Some may be surprised that such an addition is necessary: Aren’t parents already performing this basic task? The truth is that, tempted by promises of “healthy” school meals, many moms and dads have been swayed to cede this responsibility to their local school. Many schools serve not just lunch but three meals a day so it’s not unusual for kids to be primarily fed, not at home, but in a cafeteria setting.
Sadly, government has applauded, even encouraged, this trend. The goal of the Healthy, Hunger Free Kids Act of 2010 wasn’t just to improve the quality of food served, but also to increase the number of children eating school lunches. Upon its passage, policymakers on both sides of the aisle praised the bill, but two years later, school lunches haven’t improved much and may have gotten worse.
Stories abound of massive waste, irritated and still-hungry children who refuse to eat the “new and improved” meals, and a thriving black market of snacks brought in from outside the schools. Vending machines have been stripped of the foods kids like to eat too.
Notwithstanding the overall student dissatisfaction with these new school meals, enrollment in the program has increased. Today, a whopping 32 million children receive school meals and these numbers are expected to rise even more due to a provision in the new law that allows children to be automatically enrolled in the program.
Taxpayers should note that the kids eating these meals aren’t all from needy families who can’t afford to pack a school lunch. In fact, middle-class and even affluent parents make use of government-subsidized school meals for their own convenience. The public should ask themselves: In an era of explosive government debt, calls for sequestration and shared sacrifice, why are taxpayers being asked to pay for parents who can’t find the time (literally, a few minutes) to make a homemade lunch for their school-aged children?
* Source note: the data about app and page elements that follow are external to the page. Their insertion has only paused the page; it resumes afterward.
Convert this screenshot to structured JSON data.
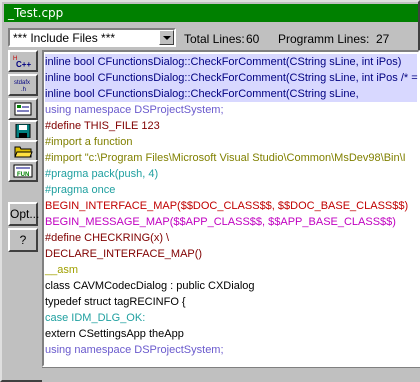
{
  "window": {
    "title": "_Test.cpp"
  },
  "combo": {
    "value": "*** Include Files ***"
  },
  "stats": {
    "total_label": "Total Lines:",
    "total_value": "60",
    "prog_label": "Programm Lines:",
    "prog_value": "27"
  },
  "toolbar": {
    "options_label": "Opt...",
    "help_label": "?",
    "icons": [
      "cpp-icon",
      "stdafx-icon",
      "new-icon",
      "save-icon",
      "open-icon",
      "fun-icon"
    ]
  },
  "lines": [
    {
      "text": "inline bool CFunctionsDialog::CheckForComment(CString sLine, int iPos)",
      "color": "#000080",
      "highlight": true
    },
    {
      "text": "inline bool CFunctionsDialog::CheckForComment(CString sLine, int iPos /* =",
      "color": "#000080",
      "highlight": true
    },
    {
      "text": "inline bool CFunctionsDialog::CheckForComment(CString sLine,",
      "color": "#000080",
      "highlight": true
    },
    {
      "text": "using namespace DSProjectSystem;",
      "color": "#6a5acd",
      "highlight": false
    },
    {
      "text": "#define THIS_FILE 123",
      "color": "#800000",
      "highlight": false
    },
    {
      "text": "#import a function",
      "color": "#808000",
      "highlight": false
    },
    {
      "text": "#import \"c:\\Program Files\\Microsoft Visual Studio\\Common\\MsDev98\\Bin\\I",
      "color": "#808000",
      "highlight": false
    },
    {
      "text": "#pragma pack(push, 4)",
      "color": "#20a0a0",
      "highlight": false
    },
    {
      "text": "#pragma once",
      "color": "#20a0a0",
      "highlight": false
    },
    {
      "text": "BEGIN_INTERFACE_MAP($$DOC_CLASS$$, $$DOC_BASE_CLASS$$)",
      "color": "#c00000",
      "highlight": false
    },
    {
      "text": "BEGIN_MESSAGE_MAP($$APP_CLASS$$, $$APP_BASE_CLASS$$)",
      "color": "#c000c0",
      "highlight": false
    },
    {
      "text": "#define CHECKRING(x) \\",
      "color": "#800000",
      "highlight": false
    },
    {
      "text": "DECLARE_INTERFACE_MAP()",
      "color": "#800000",
      "highlight": false
    },
    {
      "text": "__asm",
      "color": "#a0a000",
      "highlight": false
    },
    {
      "text": "class CAVMCodecDialog : public CXDialog",
      "color": "#000000",
      "highlight": false
    },
    {
      "text": "typedef struct tagRECINFO {",
      "color": "#000000",
      "highlight": false
    },
    {
      "text": "case IDM_DLG_OK:",
      "color": "#20a0a0",
      "highlight": false
    },
    {
      "text": "extern CSettingsApp theApp",
      "color": "#000000",
      "highlight": false
    },
    {
      "text": "using namespace DSProjectSystem;",
      "color": "#6a5acd",
      "highlight": false
    }
  ],
  "colors": {
    "title_bar": "#008000",
    "face": "#c0c0c0",
    "highlight_line": "#d8d8ff"
  }
}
The breakdown of just who eats these meals bears this out. Of the five billion meals served during the 2011-12 school year, 33 percent were paid in full — meaning a large percentage of the kids eating these meals didn’t need or qualify for a free or reduced cost meal. In other words, these are kids whose parents can afford to pack them a lunch. According to the School Nutrition Association, on average, full priced school lunch costs $2.08. While that might seem reasonable, that’s a pretty high price to pay if kids won’t eat what’s being served.
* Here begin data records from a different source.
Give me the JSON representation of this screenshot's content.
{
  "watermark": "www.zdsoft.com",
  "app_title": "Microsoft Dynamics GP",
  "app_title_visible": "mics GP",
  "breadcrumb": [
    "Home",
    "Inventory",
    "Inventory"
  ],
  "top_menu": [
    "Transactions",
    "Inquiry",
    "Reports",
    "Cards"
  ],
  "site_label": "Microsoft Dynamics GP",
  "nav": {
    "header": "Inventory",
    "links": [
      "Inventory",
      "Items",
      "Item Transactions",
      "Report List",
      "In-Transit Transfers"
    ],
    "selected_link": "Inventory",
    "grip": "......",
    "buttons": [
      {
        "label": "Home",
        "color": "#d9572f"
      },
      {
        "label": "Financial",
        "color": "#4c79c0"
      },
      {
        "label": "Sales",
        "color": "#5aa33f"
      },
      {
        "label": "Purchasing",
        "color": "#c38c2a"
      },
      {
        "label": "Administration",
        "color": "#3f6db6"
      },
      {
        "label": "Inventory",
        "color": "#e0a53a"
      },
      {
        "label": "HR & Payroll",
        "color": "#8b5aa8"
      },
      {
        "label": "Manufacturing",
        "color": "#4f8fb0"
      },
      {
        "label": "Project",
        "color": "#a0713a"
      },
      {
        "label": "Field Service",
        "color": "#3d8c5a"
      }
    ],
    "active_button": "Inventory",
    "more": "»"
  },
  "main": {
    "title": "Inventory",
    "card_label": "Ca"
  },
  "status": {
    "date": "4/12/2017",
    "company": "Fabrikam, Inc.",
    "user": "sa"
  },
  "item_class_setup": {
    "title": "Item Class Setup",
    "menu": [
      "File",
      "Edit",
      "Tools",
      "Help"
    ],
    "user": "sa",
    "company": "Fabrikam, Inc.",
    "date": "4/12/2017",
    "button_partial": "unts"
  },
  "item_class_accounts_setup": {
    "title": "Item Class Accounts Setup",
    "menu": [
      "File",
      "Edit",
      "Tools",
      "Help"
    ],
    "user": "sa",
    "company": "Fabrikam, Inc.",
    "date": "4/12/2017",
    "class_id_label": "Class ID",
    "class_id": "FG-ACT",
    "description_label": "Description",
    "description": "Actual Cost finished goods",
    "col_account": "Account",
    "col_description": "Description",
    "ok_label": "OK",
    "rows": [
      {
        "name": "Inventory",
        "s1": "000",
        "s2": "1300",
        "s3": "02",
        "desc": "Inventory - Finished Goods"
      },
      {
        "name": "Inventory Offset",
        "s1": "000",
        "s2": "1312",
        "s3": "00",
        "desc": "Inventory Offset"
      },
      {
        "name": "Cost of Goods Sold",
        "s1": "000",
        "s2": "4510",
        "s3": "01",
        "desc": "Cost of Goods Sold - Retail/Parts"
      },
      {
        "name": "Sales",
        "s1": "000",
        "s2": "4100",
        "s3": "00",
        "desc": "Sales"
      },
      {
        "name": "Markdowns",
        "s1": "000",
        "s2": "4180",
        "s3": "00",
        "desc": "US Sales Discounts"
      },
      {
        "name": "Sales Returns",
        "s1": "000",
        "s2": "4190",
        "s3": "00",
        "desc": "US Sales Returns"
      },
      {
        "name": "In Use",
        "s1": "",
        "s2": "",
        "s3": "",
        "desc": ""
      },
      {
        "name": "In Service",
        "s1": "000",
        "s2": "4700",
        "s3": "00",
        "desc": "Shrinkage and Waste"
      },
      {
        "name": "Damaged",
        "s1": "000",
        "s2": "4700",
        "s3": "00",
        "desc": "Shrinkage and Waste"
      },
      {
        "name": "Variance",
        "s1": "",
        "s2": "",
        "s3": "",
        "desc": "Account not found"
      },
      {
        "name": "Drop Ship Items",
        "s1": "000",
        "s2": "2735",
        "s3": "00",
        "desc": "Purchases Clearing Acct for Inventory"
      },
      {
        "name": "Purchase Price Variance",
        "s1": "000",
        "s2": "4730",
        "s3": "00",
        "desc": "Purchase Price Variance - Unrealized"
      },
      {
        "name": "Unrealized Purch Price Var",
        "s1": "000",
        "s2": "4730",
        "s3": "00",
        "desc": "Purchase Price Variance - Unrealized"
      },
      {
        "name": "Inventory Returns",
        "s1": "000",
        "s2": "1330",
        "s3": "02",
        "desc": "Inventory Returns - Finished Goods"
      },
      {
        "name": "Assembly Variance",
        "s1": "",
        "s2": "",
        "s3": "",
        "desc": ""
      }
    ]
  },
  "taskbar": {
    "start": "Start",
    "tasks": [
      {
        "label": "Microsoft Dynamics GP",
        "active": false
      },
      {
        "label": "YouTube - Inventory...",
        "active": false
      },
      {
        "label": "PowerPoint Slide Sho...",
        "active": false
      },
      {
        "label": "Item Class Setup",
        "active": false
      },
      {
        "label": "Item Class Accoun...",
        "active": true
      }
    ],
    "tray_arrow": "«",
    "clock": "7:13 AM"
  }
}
Before anyone suggests making a homemade lunch is too hard or more expensive, consider the meals designed for those who subscribe to MOMables, an online service providing parents low-cost, easy to make, yet creative and nutritious homemade lunch options. The MOMables Turkey & Cheese Quiche menu item costs just $1.82, the Grilled Avocado and Hummus Sandwich comes in at $1.87, and the Berry Wrap is only $1.74. Each of these menu items includes a large serving of fruit and vegetables on the side.
How does MOMables keep the lunch items costs down while using fresh ingredients? The trick is in the planning. MOMables helps parents utilize dinner leftovers and repurpose them for lunch, suggests parents pack meals ahead of time, thus eliminating the morning scramble, and uses flexible meal plans where substitutions for eating preferences can be made (not the case in the cafeteria).